Sharon Kelly introduces the viewer to her exhibition by a brief paragraph on the gallery handout:
“The seeds for the MIND FUEL project began in the closing stages of the World Championship 24 Race held in Belfast Victoria Park in July 2017, a race in which competitors run continuously for 24 hours. The race organizer and director, Ed Smith, had invited me to engage as the race Artist in Residence…”
As a keen runner herself, she accepted the invitation from the organizers and made over 40 sketches then. In 2918 she stayed for the whole 24 Hour Race, and recorded the Endurance runners, in drawing and interviews. She also added video.
The sentence The Solitude is the Comfort comes from an interview.
Kelly’s observations, and numerous sketches of people taking part in both the World Championship 24 Race (2017) and Belfast 24 Hours Race (2018) fill all three gallery rooms and the corridor.
For some time – at least since 2013 when she made The Liminal Space of the Runner – Kelly reflected on the similarity between drawing and running:
“finding something out of nothing and that both running and art can take you to another space – it is a force that involves heart, head, and hand (body) just as it is in the process of drawing… trusting your instinct, finding focus – an expression of energy and passion” (her statement on the gallery handout print).
As if new forms of self-knowledge and respect for nature were born from similar sources, a mixture of endurance and exhilaration fired by an intention to dissolve one’s ego in a kind of resonance.
Shared aesthetics of a calm respect for visible truth within each image unifies the different sizes and media, not just in the series of Table sketches (2018, mixed media).
The appearance of cut-outs, the stark choice of what is visible and what is erased by the ink, accommodates the altruism of three runners. The black and white contrast visibly carves the pain of an exhausted and unwilling body as if out of the light behind the black surface. The bodies appear in front of it. The tree in that background marks that light as the will to go on, as sublime nature, as energy. The powerful constructs of hiatus and foregrounding secure the truth of the experience in a remarkably chaste use of poetics.

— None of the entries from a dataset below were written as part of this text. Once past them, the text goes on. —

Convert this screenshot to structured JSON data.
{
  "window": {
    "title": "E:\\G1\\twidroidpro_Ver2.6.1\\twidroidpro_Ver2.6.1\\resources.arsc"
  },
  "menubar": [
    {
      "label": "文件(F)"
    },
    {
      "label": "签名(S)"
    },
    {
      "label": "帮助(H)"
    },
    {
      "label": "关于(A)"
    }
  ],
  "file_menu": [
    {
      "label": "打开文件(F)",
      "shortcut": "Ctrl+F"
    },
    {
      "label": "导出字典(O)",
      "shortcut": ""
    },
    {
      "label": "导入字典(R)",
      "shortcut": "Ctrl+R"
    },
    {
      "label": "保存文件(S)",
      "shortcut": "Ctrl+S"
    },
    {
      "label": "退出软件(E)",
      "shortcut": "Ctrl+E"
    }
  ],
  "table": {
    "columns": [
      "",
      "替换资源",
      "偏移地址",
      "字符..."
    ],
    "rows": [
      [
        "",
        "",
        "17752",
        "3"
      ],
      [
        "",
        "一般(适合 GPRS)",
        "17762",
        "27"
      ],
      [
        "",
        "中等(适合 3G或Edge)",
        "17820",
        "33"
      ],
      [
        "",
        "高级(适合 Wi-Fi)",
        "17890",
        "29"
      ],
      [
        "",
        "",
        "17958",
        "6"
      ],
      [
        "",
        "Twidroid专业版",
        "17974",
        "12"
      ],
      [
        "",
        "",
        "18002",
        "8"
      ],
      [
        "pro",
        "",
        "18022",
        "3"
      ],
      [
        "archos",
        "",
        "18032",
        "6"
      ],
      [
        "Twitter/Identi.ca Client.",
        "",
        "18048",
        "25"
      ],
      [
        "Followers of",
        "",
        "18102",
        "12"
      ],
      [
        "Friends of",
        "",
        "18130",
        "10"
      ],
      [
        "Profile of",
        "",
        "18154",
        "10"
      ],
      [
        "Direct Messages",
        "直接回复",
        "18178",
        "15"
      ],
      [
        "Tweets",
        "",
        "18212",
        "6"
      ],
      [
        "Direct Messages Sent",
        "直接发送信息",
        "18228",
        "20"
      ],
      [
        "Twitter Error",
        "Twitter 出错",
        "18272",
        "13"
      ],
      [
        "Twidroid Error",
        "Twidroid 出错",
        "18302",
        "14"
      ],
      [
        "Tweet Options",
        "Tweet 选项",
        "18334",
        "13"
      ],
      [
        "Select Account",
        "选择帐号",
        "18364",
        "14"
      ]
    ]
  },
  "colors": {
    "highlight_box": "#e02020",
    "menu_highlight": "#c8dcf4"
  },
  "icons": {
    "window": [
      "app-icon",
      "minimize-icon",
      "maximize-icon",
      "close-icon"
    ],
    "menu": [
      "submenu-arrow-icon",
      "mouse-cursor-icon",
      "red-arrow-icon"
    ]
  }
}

The simile born from both observation and memory forges such truth through confident verism in some other drawings. The drawing below is a convincing transfer of the dynamics of moving into a still fragment, overcoming the need for “correct” proportions.

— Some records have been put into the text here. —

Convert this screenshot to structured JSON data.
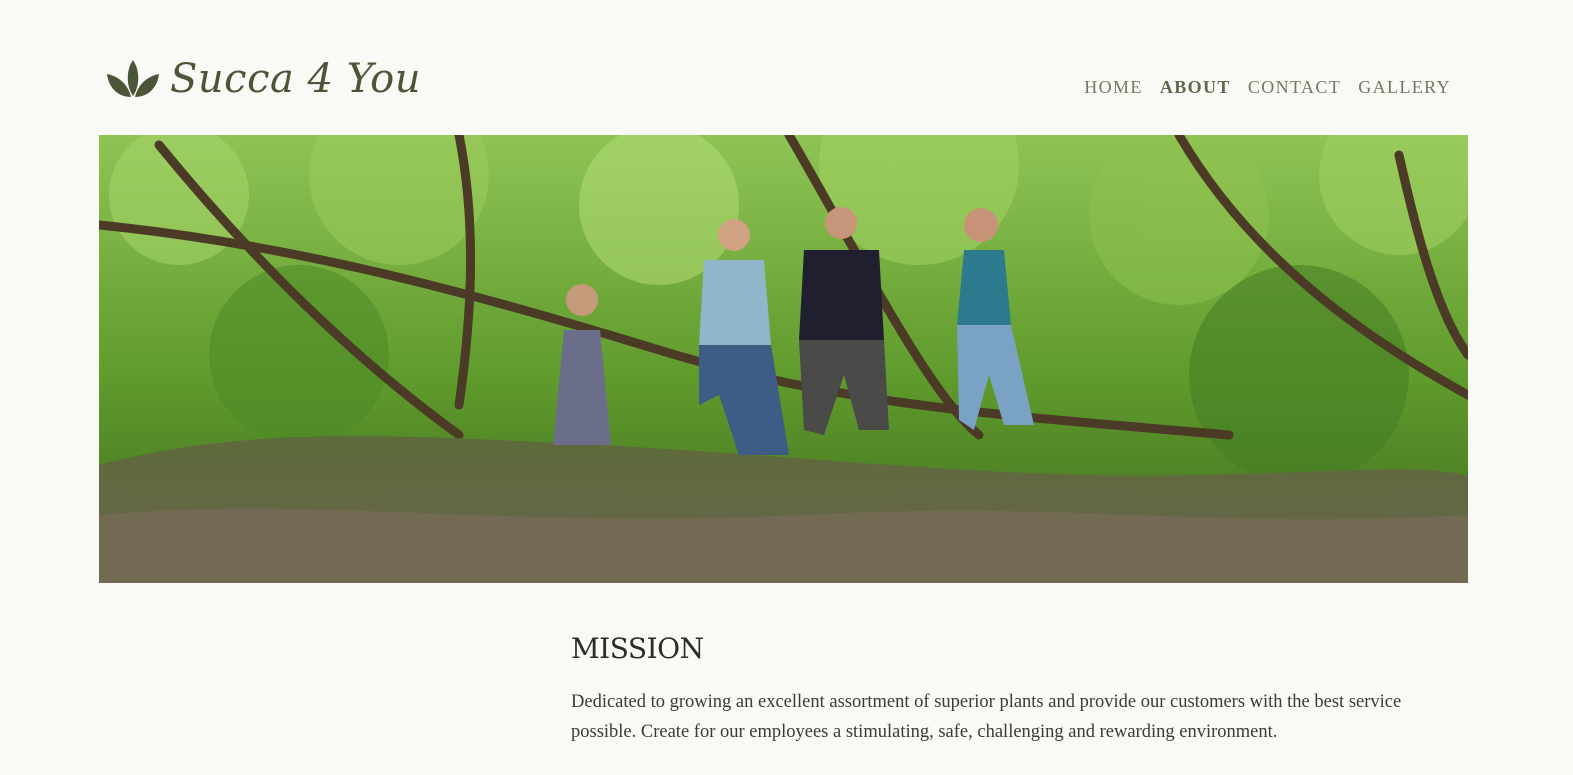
{
  "brand": {
    "name": "Succa 4 You",
    "logo_icon": "lotus-leaf-icon",
    "color": "#4a5637"
  },
  "nav": {
    "items": [
      {
        "label": "HOME",
        "active": false
      },
      {
        "label": "ABOUT",
        "active": true
      },
      {
        "label": "CONTACT",
        "active": false
      },
      {
        "label": "GALLERY",
        "active": false
      }
    ]
  },
  "hero": {
    "image_subject": "four-people-in-forest-photo"
  },
  "mission": {
    "heading": "MISSION",
    "text": "Dedicated to growing an excellent assortment of superior plants and provide our customers with the best service possible. Create for our employees a stimulating, safe, challenging and rewarding environment."
  },
  "colors": {
    "background": "#f9f9f5",
    "nav_text": "#6f7a62",
    "body_text": "#3a3a3a"
  }
}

There are two lens-based exhibits both edited by Kelly’ son, the young film maker Éanna Mac Cana: Stop Motion Drawing animation of Kelly drawing a head etc. The other is the video Mac Cana shot, directed and edited: The Long Path (2018).
It includes the technical background to such events as well as inventive shots of runners behind trees, on the pathways. The trees erase the chance of identification of the persons taking part, instead, they offer the feeling of two kinds of togetherness: with the people involved in the race, and with nature willingly embracing it all with dignified disinterest.
In a series of eight powerful ink drawings With My Breath (2018, each 38x28cm) Kelly maps the stages of growing fatigue. Usually, her forte is a sensitive and sensual charcoal mark viewing carefully every detail, whereas in this “confession” the brush stroke and the selection of hue are brutally resolute carving details from the observed real. Reminiscent of Goya’s portraits of physical and mental pain. Kelly’s (red and) black paintings?
That intensity of conflict between will and nature is somewhat hidden when she revives her classic way of grading, modulating blacks and greys. The observed reality is subsumed into the distance measured between verism and abstraction.
The deliberate, honest and intimate, insecurity in the drawing of the left hand in her large drawing below, reminds me of Alberto Giacometti’s complaints.
The moment before the move.
Giacometti complained about his insecurity when he worked on the portrait of his brother. His drawings also contain evidence of his sensitive mapping of the gap between the visible and the perceived.
Images courtesy of Sharon Kelly.